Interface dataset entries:
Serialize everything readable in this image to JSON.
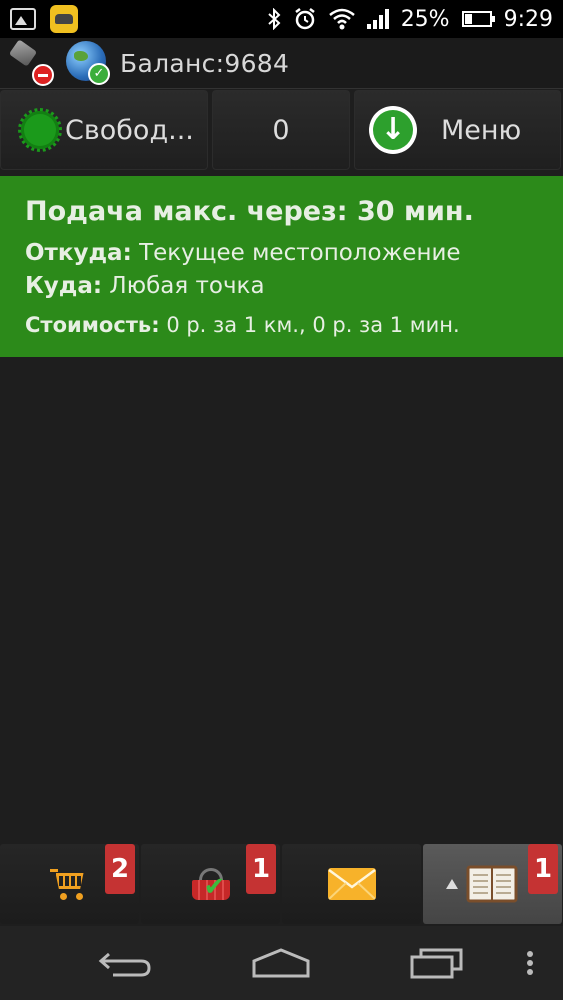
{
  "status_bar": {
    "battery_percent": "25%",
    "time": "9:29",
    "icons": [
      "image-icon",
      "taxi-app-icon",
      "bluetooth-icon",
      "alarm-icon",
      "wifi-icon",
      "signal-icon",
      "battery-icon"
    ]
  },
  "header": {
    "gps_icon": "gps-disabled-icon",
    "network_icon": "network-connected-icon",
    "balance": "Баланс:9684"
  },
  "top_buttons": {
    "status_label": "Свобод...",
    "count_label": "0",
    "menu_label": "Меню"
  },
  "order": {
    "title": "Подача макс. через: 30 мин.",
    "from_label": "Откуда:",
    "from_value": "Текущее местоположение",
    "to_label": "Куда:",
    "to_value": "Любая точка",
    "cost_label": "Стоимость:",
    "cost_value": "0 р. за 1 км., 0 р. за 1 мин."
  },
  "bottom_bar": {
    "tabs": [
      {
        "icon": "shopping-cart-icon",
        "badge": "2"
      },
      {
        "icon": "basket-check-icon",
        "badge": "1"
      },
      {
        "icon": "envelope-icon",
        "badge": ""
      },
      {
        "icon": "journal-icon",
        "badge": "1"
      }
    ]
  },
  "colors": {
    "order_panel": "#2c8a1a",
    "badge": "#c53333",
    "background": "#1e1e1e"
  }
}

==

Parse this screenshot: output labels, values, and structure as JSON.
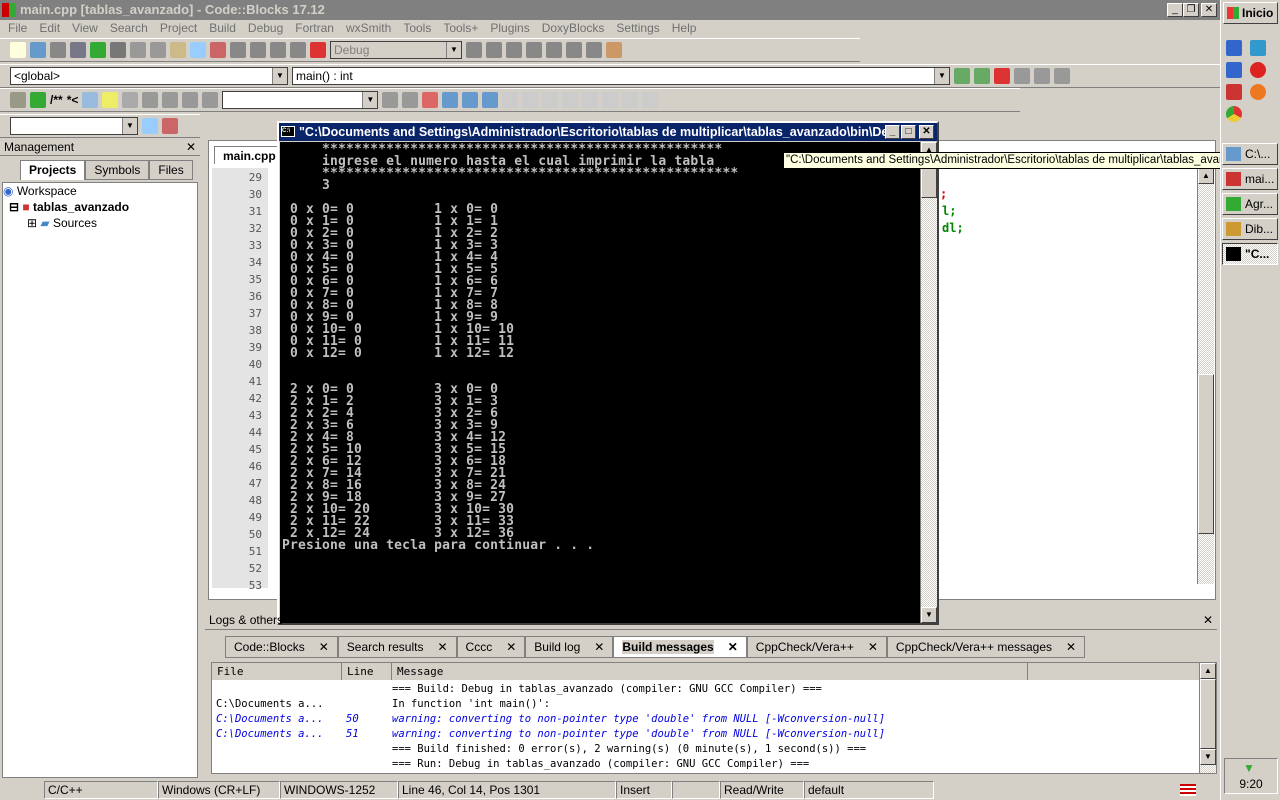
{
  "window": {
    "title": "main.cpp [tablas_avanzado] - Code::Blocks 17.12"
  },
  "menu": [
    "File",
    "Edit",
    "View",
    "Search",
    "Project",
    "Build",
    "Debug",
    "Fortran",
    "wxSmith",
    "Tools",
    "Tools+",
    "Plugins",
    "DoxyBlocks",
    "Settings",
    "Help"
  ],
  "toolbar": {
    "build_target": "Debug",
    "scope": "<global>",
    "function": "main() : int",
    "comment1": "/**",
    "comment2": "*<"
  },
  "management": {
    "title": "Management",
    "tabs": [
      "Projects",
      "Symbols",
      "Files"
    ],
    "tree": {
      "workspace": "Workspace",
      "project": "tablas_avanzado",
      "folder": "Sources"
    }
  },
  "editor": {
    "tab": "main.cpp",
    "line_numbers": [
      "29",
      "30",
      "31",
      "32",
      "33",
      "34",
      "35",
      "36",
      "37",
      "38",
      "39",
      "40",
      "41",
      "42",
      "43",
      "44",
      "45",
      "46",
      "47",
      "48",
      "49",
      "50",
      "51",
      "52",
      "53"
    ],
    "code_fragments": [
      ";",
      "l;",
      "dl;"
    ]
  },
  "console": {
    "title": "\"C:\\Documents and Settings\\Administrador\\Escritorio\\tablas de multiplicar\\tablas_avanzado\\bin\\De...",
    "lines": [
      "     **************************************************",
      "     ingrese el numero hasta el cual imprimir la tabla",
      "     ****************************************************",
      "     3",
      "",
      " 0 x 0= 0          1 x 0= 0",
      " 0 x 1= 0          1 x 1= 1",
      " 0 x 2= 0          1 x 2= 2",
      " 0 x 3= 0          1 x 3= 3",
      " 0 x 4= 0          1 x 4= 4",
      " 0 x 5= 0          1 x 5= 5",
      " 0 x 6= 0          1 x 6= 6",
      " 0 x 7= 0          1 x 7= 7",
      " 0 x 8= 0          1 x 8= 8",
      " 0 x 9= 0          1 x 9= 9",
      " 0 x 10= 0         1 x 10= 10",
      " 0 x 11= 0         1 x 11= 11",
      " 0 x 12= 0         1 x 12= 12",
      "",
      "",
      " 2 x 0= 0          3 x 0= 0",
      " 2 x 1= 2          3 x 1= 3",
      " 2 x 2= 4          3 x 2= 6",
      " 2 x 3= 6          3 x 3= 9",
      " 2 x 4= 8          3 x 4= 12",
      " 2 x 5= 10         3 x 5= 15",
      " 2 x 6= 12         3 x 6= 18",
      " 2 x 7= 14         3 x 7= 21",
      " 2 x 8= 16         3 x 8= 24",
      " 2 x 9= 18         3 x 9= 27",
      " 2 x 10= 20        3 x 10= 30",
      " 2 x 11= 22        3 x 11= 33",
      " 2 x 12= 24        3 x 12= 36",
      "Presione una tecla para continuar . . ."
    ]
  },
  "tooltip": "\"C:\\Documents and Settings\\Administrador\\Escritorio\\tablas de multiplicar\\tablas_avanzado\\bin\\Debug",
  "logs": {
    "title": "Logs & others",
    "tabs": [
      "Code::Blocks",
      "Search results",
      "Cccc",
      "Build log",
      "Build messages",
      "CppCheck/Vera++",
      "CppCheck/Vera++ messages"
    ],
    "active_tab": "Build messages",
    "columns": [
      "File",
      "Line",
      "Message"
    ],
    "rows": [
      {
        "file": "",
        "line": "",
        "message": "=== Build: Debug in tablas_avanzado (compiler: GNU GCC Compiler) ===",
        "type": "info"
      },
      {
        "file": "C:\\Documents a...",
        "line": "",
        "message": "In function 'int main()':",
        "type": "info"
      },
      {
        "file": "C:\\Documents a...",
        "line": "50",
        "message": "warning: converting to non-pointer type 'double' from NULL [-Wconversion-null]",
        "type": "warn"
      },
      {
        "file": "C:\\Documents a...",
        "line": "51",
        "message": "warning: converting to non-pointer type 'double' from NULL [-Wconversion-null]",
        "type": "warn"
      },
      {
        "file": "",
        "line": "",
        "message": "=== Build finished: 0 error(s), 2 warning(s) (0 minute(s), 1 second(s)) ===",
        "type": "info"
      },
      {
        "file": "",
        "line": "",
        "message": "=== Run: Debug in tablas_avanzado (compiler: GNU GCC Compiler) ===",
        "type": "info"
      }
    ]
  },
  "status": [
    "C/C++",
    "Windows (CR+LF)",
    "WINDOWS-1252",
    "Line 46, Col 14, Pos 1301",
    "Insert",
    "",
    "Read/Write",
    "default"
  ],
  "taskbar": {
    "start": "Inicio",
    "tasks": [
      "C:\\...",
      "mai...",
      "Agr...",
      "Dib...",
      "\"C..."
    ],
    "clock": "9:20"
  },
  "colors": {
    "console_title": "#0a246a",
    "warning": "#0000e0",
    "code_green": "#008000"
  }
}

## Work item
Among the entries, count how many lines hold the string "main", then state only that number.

## Result of the task
4